## Exercise brief
The pictures are to be omitted when the entries are reproduced exactly.

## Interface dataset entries

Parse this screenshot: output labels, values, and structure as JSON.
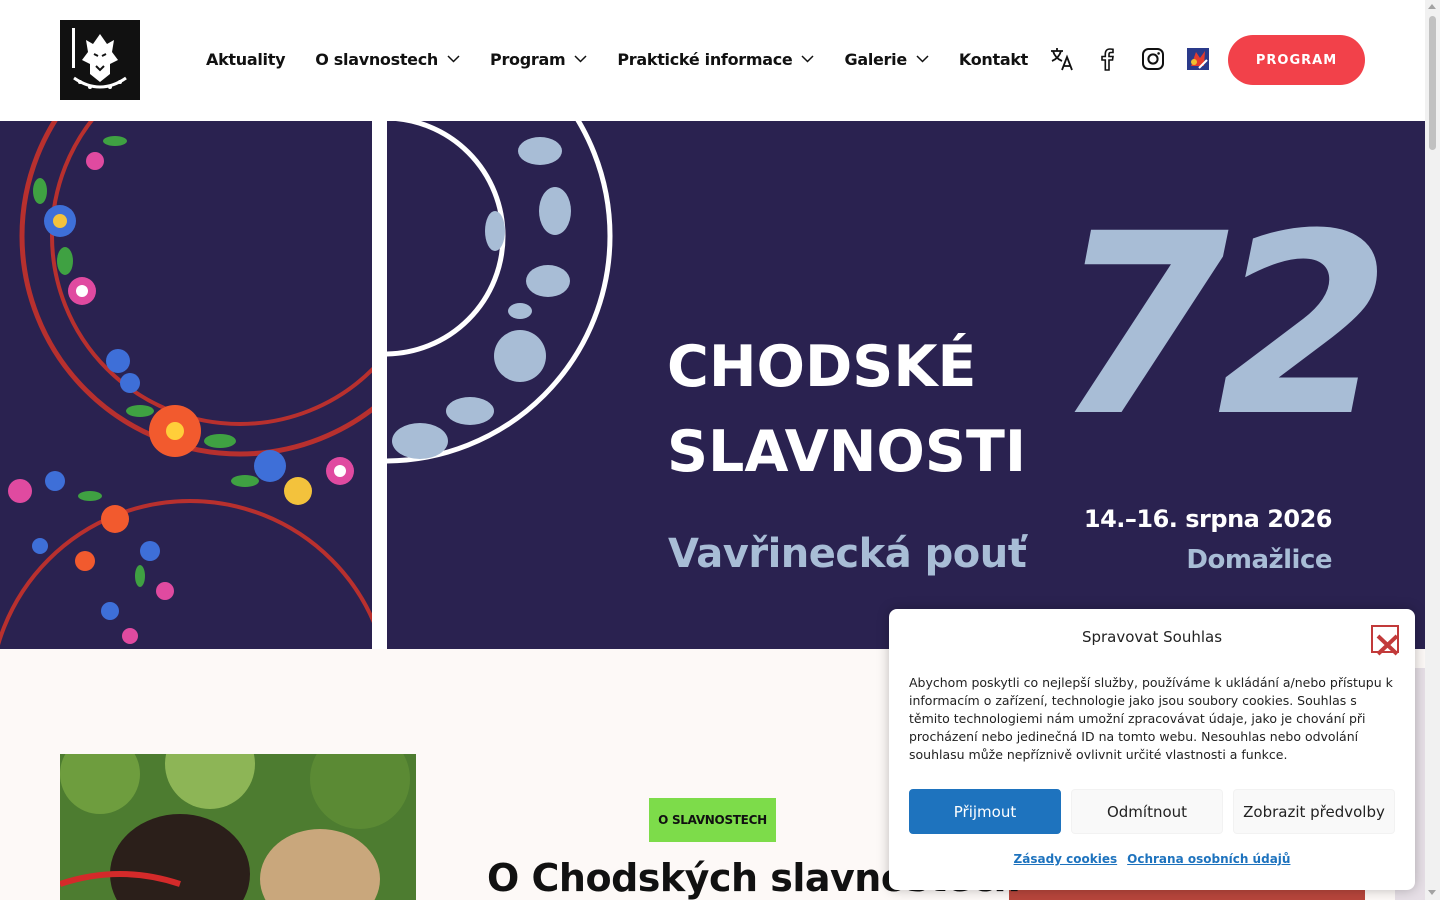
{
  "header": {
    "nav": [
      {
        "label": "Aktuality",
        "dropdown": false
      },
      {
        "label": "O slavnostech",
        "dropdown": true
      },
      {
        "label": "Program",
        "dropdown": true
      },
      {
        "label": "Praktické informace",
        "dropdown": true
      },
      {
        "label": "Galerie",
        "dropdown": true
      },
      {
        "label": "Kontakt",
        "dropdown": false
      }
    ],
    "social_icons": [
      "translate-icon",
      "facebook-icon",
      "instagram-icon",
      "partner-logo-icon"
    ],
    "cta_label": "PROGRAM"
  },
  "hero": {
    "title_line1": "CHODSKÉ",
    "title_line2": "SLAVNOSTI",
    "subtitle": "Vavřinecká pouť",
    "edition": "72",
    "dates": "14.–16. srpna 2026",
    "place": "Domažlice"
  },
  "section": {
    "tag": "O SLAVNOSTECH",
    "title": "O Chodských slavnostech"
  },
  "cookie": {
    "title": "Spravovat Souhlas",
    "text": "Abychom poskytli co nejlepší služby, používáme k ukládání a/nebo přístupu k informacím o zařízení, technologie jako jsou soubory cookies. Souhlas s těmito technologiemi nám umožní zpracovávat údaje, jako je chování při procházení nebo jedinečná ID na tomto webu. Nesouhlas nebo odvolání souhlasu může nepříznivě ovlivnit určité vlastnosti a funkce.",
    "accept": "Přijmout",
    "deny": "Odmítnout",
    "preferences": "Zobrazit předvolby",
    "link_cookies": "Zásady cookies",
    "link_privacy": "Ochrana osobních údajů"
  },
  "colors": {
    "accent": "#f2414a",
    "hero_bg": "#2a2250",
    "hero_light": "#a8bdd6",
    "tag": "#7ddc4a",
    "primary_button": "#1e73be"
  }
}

## Task response
Parse this screenshot: output labels, values, and structure as JSON.
{
  "header": {
    "nav": [
      {
        "label": "Aktuality",
        "dropdown": false
      },
      {
        "label": "O slavnostech",
        "dropdown": true
      },
      {
        "label": "Program",
        "dropdown": true
      },
      {
        "label": "Praktické informace",
        "dropdown": true
      },
      {
        "label": "Galerie",
        "dropdown": true
      },
      {
        "label": "Kontakt",
        "dropdown": false
      }
    ],
    "social_icons": [
      "translate-icon",
      "facebook-icon",
      "instagram-icon",
      "partner-logo-icon"
    ],
    "cta_label": "PROGRAM"
  },
  "hero": {
    "title_line1": "CHODSKÉ",
    "title_line2": "SLAVNOSTI",
    "subtitle": "Vavřinecká pouť",
    "edition": "72",
    "dates": "14.–16. srpna 2026",
    "place": "Domažlice"
  },
  "section": {
    "tag": "O SLAVNOSTECH",
    "title": "O Chodských slavnostech"
  },
  "cookie": {
    "title": "Spravovat Souhlas",
    "text": "Abychom poskytli co nejlepší služby, používáme k ukládání a/nebo přístupu k informacím o zařízení, technologie jako jsou soubory cookies. Souhlas s těmito technologiemi nám umožní zpracovávat údaje, jako je chování při procházení nebo jedinečná ID na tomto webu. Nesouhlas nebo odvolání souhlasu může nepříznivě ovlivnit určité vlastnosti a funkce.",
    "accept": "Přijmout",
    "deny": "Odmítnout",
    "preferences": "Zobrazit předvolby",
    "link_cookies": "Zásady cookies",
    "link_privacy": "Ochrana osobních údajů"
  },
  "colors": {
    "accent": "#f2414a",
    "hero_bg": "#2a2250",
    "hero_light": "#a8bdd6",
    "tag": "#7ddc4a",
    "primary_button": "#1e73be"
  }
}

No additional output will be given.